(Harvard Magazine on YouTube)

We learned that some of the benefits of clickers include the ability to offer a pause to a challenging lecture, an opportunity for audience feedback, and an opportunity for energy release, or a way to break tension. You can use instant feedback to add levity to an otherwise serious or heavy discussion. Perhaps most importantly, clickers offer a great opportunity to check student understanding of difficult topics before moving on to other topics that need that understanding.

Temos explained that clickers are not necessarily the best way to do a survey, quiz or poll. The synchronous nature of the immediate feedback may affect a survey by having the responses influence a typically personal experience.

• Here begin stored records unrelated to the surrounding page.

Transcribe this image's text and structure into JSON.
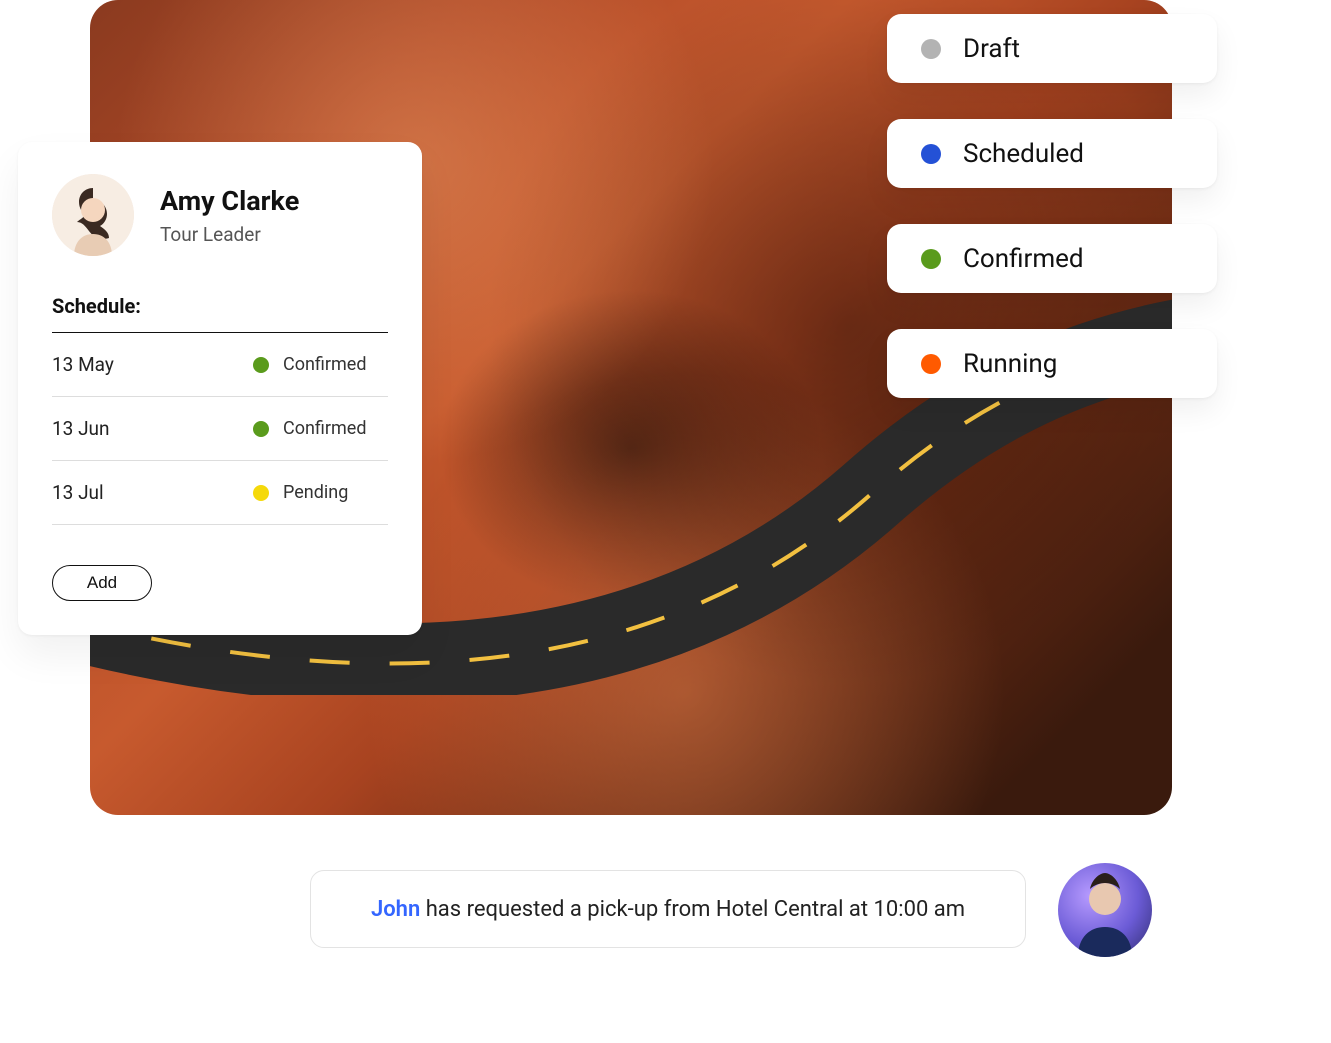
{
  "profile": {
    "name": "Amy Clarke",
    "role": "Tour Leader",
    "schedule_label": "Schedule:",
    "add_button_label": "Add",
    "entries": [
      {
        "date": "13 May",
        "status": "Confirmed",
        "color": "#5a9b1c"
      },
      {
        "date": "13 Jun",
        "status": "Confirmed",
        "color": "#5a9b1c"
      },
      {
        "date": "13 Jul",
        "status": "Pending",
        "color": "#f5d90a"
      }
    ]
  },
  "status_options": [
    {
      "label": "Draft",
      "color": "#b3b3b3"
    },
    {
      "label": "Scheduled",
      "color": "#2451d6"
    },
    {
      "label": "Confirmed",
      "color": "#5a9b1c"
    },
    {
      "label": "Running",
      "color": "#ff5a00"
    }
  ],
  "notification": {
    "highlighted_name": "John",
    "rest": " has requested a pick-up from Hotel Central at 10:00 am"
  }
}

For example, in a clicker based poll about scheduling, a student may want to have their alternate class meeting on Tuesdays, but since the clicker responses show everyone else choosing Thursdays, they may ignore their own needs. In a typical asynchronous survey using paper or an electronic form, the student would be more likely to answer as they truly feel. Immediate feedback is the most important consideration in deciding to use clickers, so in situations where the question benefits from knowing the answer right away, clickers are a great solution.

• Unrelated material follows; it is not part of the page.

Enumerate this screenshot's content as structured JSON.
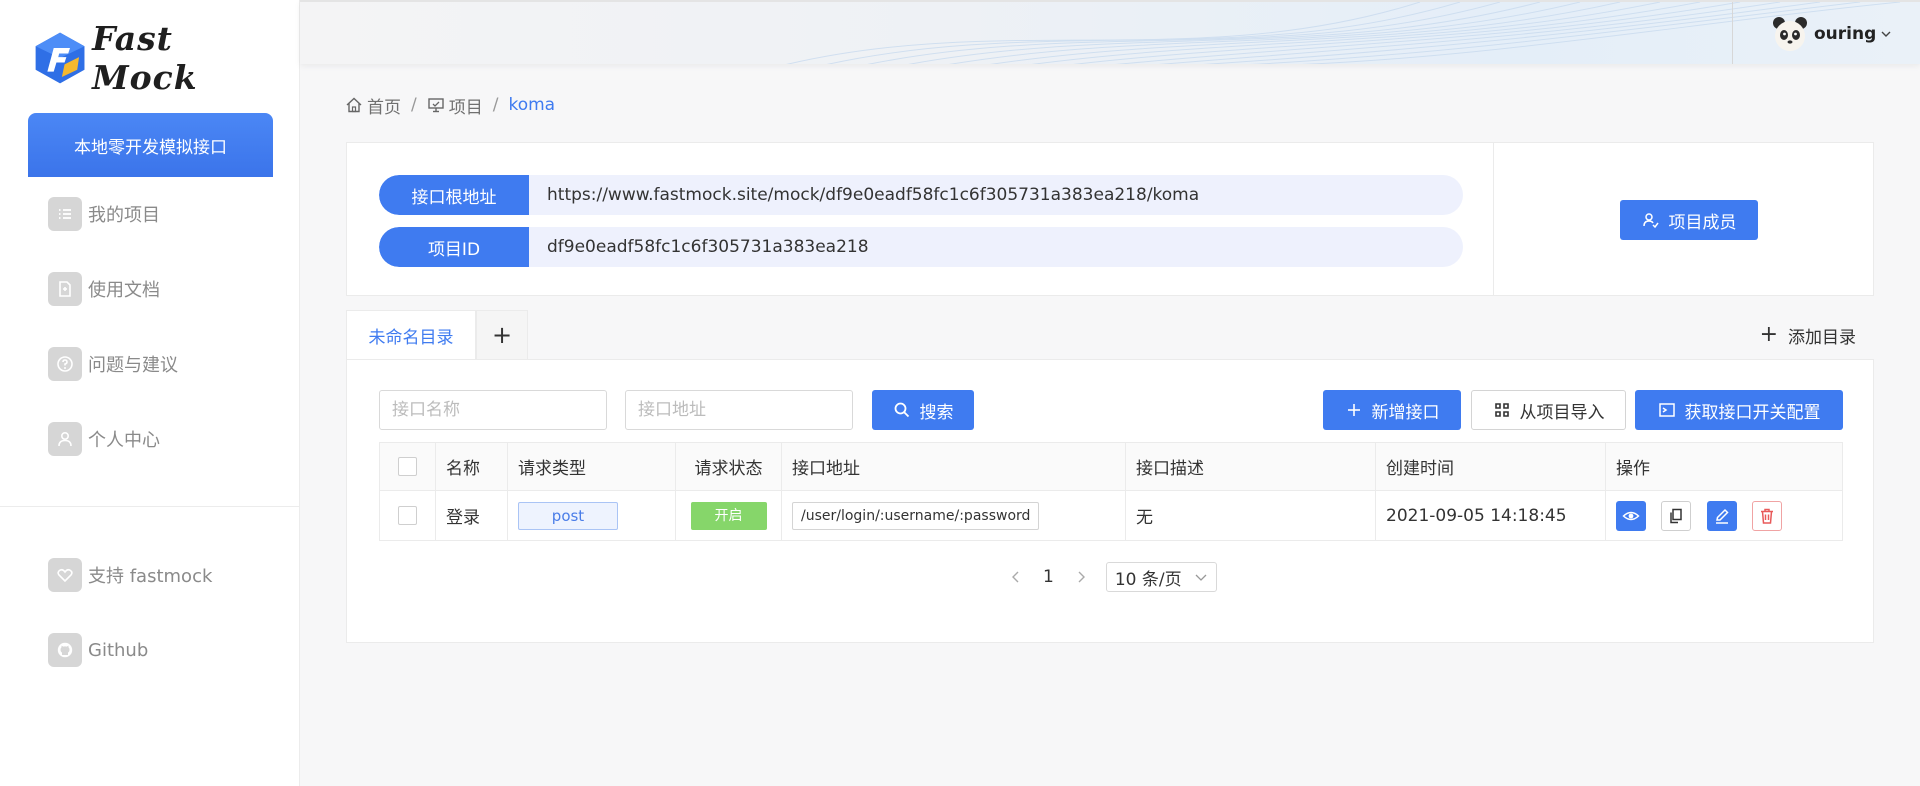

Here are some things to consider about how to get them at Princeton:

  1. OIT lends them for one-time anonymous polling in a course.
  2. There is no charge for borrowing, but loans are given on a first-come first-served basis.
  3. Courses have priority over administrative or other use.

For long-term use, like if you’d like to use clickers for the entire semester, you might ask your academic department to purchase clickers for departmental use. You can also assign clickers as course materials, and simply ask your students to buy them at the bookstore as required materials. Note that integration with Blackboard is now better than it has been in the past, and allows for easy association between students and clickers. Also, if you are not looking for clickers for a course and you need 400 clickers for a large single event, you can even rent them.

Other methods you might consider instead of clickers for asynchronous feedback:

  • Use Blackboard quizzes surveys and tests
  • Course blogs with live polls. (Using Pinion or PollDaddy)
  • Google Forms
  • Qualtrics, Princeton’s Survey and poll tool
  • Live back-channeling with social media tools, like Twitter.

Why did Princeton choose iClicker as a student response system?

iClicker offers a blended solution, and allows you to mix physical clickers with an online response system. Also, most online responses systems mandate student fees, which we try to avoid. Borrowed clickers are free for students and faculty at Princeton. We have about 200 on offer for loans.

For more information about iClicker, instant feedback solutions at Princeton, or other instructional technology issues, please contact Educational Technologies Center at Princeton. 

A screencast of Janet’s talk is coming soon.

Alternatives to Physical Clickers in the Classroom

ClickersClickers are a great tool to help you engage your students, receive instant feedback from your students about understanding concepts you are teaching, and to get an overall feel for your student audience. The one hurdle that is attached to the physical Clicker technology is all the bulky hardware. Clickers involve setting a  receiver, setting the code for the physical instructor clicker with the software, and making sure each student has a workable physical Clicker. What happens when a Clicker breaks in the middle of a presentation? What happens if the batteries run out right before the lecture? These are questions and issues that are faced when faculty use the physical Clicker technology to teach. How can you get all the benefits of teaching with physical Clickers but use something more software based? Why not use technology that the students already own (like laptops or cell phones)? We decided to evaluate alternatives to physical Clickers. Continue reading “Alternatives to Physical Clickers in the Classroom”